Monday, 31 January 2011
'Rabbit Hole' review:
'Rabbit Hole', starring Nicole Kidman and Aaron Eckhart as a married couple going through the motions eight months after the tragic death of their four year old son, is a surprising and deeply effecting experience. Kidman has earned a Best Actress Oscar nomination for her performance - and deservedly so - but Eckhart should not be overlooked as he is equally superb in a rare relationship drama which mostly manages to avoid being cloying and calculated despite revolving around such an emotive event. The film pulls this off by virtue of the subtlety of the two lead performances, made all the more remarkable by the fact that the dialogue is often not of the same abundant class.

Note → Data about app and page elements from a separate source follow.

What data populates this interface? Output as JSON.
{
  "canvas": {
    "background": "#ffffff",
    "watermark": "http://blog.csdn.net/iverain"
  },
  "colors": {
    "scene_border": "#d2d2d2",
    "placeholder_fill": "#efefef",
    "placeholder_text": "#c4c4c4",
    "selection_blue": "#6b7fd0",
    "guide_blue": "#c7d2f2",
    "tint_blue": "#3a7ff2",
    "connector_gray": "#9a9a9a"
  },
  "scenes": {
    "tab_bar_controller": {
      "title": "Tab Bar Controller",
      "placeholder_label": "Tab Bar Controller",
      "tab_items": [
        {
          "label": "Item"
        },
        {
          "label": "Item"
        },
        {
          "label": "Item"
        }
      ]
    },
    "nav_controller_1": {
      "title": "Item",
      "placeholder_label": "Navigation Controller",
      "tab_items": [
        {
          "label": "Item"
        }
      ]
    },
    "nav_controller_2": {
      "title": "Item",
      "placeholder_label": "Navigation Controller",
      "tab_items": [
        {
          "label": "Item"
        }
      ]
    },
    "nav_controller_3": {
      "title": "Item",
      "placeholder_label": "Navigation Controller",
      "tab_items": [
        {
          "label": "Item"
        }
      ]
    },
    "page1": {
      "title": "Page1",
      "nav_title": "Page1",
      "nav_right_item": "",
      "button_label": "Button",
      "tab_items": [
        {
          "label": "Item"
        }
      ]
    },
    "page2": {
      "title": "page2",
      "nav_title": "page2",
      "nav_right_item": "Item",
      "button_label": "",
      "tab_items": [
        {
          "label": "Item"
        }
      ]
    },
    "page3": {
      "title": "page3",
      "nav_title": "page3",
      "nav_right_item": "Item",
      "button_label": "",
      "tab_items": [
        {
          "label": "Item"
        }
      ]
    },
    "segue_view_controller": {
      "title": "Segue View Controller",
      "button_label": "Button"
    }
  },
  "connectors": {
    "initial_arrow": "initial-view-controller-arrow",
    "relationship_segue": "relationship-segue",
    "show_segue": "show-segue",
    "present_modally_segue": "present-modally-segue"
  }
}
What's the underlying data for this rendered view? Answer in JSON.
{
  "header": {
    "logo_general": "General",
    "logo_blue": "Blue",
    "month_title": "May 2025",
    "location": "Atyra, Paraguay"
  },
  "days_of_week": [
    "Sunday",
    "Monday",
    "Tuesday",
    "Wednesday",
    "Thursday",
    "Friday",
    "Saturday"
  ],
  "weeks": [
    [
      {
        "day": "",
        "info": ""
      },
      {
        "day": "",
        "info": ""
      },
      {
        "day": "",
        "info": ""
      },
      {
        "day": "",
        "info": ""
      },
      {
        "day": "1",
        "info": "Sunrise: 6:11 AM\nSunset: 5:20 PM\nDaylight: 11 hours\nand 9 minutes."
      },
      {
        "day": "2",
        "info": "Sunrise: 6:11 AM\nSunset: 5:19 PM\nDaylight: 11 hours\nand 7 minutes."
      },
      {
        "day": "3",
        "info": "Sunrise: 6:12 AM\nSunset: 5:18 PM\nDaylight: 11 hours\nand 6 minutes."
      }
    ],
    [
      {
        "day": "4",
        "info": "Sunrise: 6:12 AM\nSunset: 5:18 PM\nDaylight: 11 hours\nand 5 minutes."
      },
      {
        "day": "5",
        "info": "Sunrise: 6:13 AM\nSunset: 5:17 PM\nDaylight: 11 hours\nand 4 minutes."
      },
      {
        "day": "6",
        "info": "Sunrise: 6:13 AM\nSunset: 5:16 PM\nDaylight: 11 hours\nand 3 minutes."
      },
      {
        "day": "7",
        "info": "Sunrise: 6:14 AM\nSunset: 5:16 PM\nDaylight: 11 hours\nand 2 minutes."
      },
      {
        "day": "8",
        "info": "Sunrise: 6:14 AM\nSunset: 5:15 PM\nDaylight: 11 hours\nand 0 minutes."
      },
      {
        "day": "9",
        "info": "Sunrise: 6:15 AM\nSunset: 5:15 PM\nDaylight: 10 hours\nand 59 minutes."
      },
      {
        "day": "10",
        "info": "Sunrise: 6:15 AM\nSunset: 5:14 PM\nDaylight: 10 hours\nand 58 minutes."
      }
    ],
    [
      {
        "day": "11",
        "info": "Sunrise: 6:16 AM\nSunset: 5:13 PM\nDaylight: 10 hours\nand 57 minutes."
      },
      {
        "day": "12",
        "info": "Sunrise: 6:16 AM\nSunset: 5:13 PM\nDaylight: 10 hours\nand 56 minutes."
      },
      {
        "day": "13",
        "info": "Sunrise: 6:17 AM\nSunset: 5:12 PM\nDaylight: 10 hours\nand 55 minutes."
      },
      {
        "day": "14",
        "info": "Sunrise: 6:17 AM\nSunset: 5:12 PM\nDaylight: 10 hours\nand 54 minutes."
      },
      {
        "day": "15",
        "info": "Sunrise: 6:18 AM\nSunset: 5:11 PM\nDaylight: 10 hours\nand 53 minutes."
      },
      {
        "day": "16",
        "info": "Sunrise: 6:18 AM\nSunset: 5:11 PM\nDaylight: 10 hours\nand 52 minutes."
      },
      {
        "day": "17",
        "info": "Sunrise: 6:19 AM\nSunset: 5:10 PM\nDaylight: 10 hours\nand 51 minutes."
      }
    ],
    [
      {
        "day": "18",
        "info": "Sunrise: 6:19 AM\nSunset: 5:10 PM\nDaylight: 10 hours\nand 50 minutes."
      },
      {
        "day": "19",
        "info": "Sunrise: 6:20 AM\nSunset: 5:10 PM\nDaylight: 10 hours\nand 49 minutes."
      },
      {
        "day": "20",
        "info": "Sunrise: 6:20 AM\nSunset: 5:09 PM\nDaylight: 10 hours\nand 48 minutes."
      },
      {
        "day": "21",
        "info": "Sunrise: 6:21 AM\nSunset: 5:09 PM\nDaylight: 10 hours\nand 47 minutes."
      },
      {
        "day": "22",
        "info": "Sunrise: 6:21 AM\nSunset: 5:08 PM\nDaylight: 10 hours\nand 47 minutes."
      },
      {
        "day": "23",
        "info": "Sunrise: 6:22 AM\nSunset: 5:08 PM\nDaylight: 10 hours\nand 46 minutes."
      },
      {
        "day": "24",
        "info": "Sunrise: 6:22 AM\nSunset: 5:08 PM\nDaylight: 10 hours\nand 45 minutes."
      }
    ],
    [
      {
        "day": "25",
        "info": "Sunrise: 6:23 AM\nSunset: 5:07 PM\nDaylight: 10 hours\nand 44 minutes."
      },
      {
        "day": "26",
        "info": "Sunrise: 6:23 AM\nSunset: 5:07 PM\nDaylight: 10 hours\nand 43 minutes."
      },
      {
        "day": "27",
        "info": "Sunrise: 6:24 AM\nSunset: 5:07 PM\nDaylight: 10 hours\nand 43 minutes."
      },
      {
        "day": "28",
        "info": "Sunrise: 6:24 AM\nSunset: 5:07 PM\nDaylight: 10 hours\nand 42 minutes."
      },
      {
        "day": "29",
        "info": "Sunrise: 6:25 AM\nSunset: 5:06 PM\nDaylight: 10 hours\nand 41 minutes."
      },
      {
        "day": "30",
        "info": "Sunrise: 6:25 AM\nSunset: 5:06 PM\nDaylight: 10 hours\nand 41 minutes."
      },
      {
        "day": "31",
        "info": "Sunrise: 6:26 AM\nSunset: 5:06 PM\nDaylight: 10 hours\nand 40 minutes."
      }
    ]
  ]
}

David Lindsay-Abaire's screenplay, adapted from his own award-winning 2006 stage play of the same name, is mostly decent but weighed down by some cliché lines, such as "what do you want from me?" and "I can't do this any more!" Yet Kidman and Eckhart invest each moment with such raw intensity and emotional honesty that the film is never less than captivating, never more so than when the two share screen time. Likewise John Cameron Mitchell's direction is unpretentious and respects the ability of the actors to hold our attention without distracting camera tricks and rapid cutting (take note Danny Boyle). The director and his stars are helped by the fact that 'Rabbit Hole' as a dramatic piece refuses to take the same well-beaten path of other relationship dramas. They are also beneficiaries of a writer who has crafted well-rounded characters, both of whom we are able to empathise with even though they try to overcome grief and maintain their marriage in completely different ways - something which reminded me of 'Blue Valentine' even though that film is about a very different and more commonplace emotional turmoil.
'Rabbit Hole' differs from 'Blue Valentine' however when it comes to the film's resolution, which is as melancholic as one would expect, but far less despairing. There is a light at the end of the tunnel in shared grief, but the suggestion is not that there is any quick fix to the emotional damage we have witnessed. The characters don't do anything silly either; they don't get involved in any irritating misunderstandings - any "baby, it's not what it looks like" moments. The film also differs from a lot of American tales about grief in that it doesn't bend over backwards to placate the religious in the audience. Kidman's character is critical of those in a child death support group who insist that the death of their child is "part of God's plan". She laughs at the suggestion openly and it turns her against taking part. When she has an argument with her mother (Dianne Wiest) about disliking the use of religion as a coping mechanism, her mother comes back with all the familiar platitudes yet she isn't forced to back down and change her mind as the film takes an intriguing turn.
The thing I liked best about 'Rabbit Hole' was the fact that Kidman's character doesn't have to go on a journey to "make peace with God" and find that "faith" is the answer to all life's trials and tribulations. The opposite is instead true: possibly for the first time in any film I've seen, science is mooted as a cause for optimism and as a means of comfort, specifically the quantum physics idea of parallel universes. You could argue that this is just another belief system and one requiring the same leap of faith as religious belief. Yet parallel universes are a widely accepted scientific possibility (based on measurable, testable data) and the fact is that this character pointedly finds hope in science rather than superstition. Eckhart's arc is similarly refreshing and pleasing if for entirely different, trend-bucking reasons. He is a rare mature, emotionally sensitive male character in American cinema who is not governed by his libido - even if his desire for sex is a contributing factor in the worsening of relations with his wife.
The film's one grating, uncomfortable moment falls to Dianne Wiest who has to deliver a monologue to her daughter about her own journey in dealing with the loss of a son. When asked if the hurt ever goes away, Wiest says that it becomes bearable but that it turns into something you "carry around like a brick in your pocket. And you... you even forget it, for a while. But then you reach in for whatever reason and - there it is." This moment is just a little florid and stagy when compared with the rest of the film and it doesn't strike me as being very true to the way people actually talk: does anyone really ever come up with overwrought, bafflingly counterintuitive metaphors like that in real life? Who puts a brick in their pocket anyway? Can you even fit a brick in a pocket? Why can't you just take the brick out of the pocket? It's just a rubbish way of explaining and simplifying grief.
But the script only finds itself lacking in a few isolated moments. Most of the film is solidly crafted and the performances are gripping. I shed more than one tear - and at little moments too, such as when Kidman throws her son's clothes in a charity bin, pausing for a moment afterwards as if to contemplate the fact that she can't get them back out again. The film is at it's most emotional when it isn't trying to hard. In the latter case it can feel manipulative. It is true that the supporting characters are thinly drawn props only there to provide added emotional complication to our leads, such as Kidman's irresponsible younger sister (Tammy Blanchard) who falls pregnant and the couples's best friends who have failed to keep in contact out of awkwardness, but these characters do the job and provide a necessary foil for our protagonists. It's all about Kidman and Eckhart and they elevate an interesting, diverting drama into an outside Oscar hopeful.
'Rabbit Hole' is rated '12A' by the BBFC and is out on Friday the 4th of February.